The folds of the flower beds.

Solomon Ibn Gabirol

Solomon ibn Gabirol was an 11th-century Andalusian poet and Jewish philosopher with a Neo-Platonic bent. He published over a hundred poems, as well as works of biblical exegesis, philosophy, ethics and satire. One source credits Ibn Gabirol with creating a golem, possibly female, for household chores.

Poetry and robots too???

Science poetry from the 1600s

Nature is curious, and such worke may make,
That our dull sense can never finde, but scape.
For Creatures, small as Atomes, may be there,
If every Atome a Creatures Figure beare.
If foure Atomes a World can make, then see
What severall Worlds might in an Eare–ring bee:
For Millions of these Atomes may bee in
The Head of one Small, little, Single Pin.
And if thus Small, then Ladies may well weare
A World of Worlds, as Pendents in each Eare.
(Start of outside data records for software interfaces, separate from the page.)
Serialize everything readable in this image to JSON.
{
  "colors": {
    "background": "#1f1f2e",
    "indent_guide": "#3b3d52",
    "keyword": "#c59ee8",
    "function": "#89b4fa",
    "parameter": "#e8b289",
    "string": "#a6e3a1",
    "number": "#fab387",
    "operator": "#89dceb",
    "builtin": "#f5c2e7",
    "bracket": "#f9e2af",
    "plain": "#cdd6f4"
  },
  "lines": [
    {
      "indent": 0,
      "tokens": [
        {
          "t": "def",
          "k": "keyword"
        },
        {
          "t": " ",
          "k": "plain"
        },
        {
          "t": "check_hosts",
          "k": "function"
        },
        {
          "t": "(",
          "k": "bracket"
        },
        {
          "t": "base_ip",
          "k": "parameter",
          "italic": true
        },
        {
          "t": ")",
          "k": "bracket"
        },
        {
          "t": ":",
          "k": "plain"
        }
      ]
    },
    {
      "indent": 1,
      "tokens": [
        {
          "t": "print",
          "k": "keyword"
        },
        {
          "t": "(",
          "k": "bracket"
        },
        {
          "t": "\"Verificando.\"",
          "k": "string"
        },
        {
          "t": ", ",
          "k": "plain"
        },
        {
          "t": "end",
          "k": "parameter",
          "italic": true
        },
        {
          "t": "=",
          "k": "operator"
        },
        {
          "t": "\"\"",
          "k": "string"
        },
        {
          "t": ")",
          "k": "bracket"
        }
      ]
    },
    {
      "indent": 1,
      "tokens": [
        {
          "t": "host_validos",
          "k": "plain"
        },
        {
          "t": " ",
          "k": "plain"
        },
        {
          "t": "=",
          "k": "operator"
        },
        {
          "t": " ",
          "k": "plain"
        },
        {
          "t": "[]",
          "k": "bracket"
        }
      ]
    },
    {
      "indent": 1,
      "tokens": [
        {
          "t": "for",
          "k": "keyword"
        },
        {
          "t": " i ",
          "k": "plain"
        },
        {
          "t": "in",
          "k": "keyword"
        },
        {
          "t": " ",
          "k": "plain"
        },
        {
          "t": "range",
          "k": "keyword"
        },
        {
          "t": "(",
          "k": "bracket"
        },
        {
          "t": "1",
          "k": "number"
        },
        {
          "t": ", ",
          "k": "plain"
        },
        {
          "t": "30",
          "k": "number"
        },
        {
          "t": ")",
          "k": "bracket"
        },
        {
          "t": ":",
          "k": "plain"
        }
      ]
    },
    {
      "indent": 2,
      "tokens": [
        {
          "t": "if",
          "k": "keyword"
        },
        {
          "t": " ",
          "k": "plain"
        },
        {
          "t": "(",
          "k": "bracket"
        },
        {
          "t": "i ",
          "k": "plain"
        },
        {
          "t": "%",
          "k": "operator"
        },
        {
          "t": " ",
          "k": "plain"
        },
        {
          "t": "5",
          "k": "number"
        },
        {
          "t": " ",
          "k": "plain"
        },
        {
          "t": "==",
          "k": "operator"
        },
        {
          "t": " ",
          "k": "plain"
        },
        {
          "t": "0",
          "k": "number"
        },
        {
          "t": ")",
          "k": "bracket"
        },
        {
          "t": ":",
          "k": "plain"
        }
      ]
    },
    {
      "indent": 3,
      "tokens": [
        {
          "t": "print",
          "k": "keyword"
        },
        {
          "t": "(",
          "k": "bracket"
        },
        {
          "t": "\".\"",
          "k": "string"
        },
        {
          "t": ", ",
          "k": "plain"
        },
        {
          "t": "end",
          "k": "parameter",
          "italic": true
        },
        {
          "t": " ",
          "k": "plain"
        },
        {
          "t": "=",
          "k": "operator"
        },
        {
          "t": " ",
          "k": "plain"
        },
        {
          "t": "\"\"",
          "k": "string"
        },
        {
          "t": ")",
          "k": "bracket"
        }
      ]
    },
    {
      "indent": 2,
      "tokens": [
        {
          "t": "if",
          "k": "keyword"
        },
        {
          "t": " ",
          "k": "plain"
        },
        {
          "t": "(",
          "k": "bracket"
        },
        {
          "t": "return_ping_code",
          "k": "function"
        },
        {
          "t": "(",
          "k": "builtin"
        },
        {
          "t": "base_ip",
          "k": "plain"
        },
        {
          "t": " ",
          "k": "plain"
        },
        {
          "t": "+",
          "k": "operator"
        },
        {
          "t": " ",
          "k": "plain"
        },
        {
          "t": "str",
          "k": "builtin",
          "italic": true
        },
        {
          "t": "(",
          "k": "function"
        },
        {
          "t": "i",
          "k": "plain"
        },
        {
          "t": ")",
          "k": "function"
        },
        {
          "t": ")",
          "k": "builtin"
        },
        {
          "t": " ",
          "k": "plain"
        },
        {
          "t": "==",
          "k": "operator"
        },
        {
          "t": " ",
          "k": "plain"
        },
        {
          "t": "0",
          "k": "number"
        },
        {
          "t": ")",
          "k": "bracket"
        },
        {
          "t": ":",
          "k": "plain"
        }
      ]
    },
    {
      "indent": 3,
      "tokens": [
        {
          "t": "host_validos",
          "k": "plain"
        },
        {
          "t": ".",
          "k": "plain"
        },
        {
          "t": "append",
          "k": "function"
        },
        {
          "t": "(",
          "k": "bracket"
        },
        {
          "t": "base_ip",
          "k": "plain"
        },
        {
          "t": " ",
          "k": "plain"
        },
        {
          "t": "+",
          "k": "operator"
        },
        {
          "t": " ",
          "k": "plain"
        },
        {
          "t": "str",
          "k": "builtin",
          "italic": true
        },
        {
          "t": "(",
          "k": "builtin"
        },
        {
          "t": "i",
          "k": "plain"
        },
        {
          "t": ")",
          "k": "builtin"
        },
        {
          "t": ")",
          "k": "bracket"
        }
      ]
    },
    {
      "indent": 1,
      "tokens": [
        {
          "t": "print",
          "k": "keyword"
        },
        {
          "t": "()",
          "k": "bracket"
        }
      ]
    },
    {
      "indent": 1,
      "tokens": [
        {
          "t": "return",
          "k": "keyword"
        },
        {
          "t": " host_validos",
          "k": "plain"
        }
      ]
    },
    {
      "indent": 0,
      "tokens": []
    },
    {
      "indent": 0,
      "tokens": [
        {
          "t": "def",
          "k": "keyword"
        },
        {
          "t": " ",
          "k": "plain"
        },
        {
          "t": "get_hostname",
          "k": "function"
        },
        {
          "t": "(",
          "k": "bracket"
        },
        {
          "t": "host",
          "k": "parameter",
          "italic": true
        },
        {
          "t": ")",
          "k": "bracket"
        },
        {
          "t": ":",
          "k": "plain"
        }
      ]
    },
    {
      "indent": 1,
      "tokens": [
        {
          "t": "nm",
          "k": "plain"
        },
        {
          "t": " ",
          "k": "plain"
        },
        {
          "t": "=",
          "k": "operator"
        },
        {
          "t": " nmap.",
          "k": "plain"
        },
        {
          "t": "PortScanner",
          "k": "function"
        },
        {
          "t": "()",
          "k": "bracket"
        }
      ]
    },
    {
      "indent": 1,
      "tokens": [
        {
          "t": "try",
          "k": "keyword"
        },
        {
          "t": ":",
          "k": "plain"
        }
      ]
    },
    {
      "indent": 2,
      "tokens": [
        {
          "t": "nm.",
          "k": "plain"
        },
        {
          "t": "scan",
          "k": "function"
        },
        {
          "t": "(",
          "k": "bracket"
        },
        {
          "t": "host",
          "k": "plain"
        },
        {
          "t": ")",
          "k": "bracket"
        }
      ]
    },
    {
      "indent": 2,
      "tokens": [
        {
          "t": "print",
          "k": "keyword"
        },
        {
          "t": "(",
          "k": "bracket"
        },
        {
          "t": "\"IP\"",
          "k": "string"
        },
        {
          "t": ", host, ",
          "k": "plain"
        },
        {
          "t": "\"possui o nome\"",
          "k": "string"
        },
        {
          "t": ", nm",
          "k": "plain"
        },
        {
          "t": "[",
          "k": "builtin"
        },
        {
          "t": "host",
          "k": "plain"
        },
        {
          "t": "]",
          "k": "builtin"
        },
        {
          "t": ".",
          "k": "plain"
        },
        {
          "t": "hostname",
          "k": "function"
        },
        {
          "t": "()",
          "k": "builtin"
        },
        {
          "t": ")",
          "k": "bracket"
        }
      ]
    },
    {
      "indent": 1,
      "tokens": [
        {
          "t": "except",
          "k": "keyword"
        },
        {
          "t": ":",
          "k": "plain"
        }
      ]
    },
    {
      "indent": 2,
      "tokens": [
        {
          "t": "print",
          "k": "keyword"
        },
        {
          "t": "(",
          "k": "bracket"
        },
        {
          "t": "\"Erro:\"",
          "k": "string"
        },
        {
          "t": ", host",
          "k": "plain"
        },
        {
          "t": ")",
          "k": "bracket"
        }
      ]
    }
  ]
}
Duchess Margaret Lucas Cavendish of Newcastle
(c. 1624 – 1674)
Margaret Cavendish, Duchess of Newcastle, was a prolific writer who worked in many genres, including poetry, fiction, drama, letters, biography, science, and even science fiction. Unlike most women of her day, who wrote anonymously, she published her works under her own name.
We refer you to the Poetry Foundation for more information about his fascinating woman:
magaret cavendish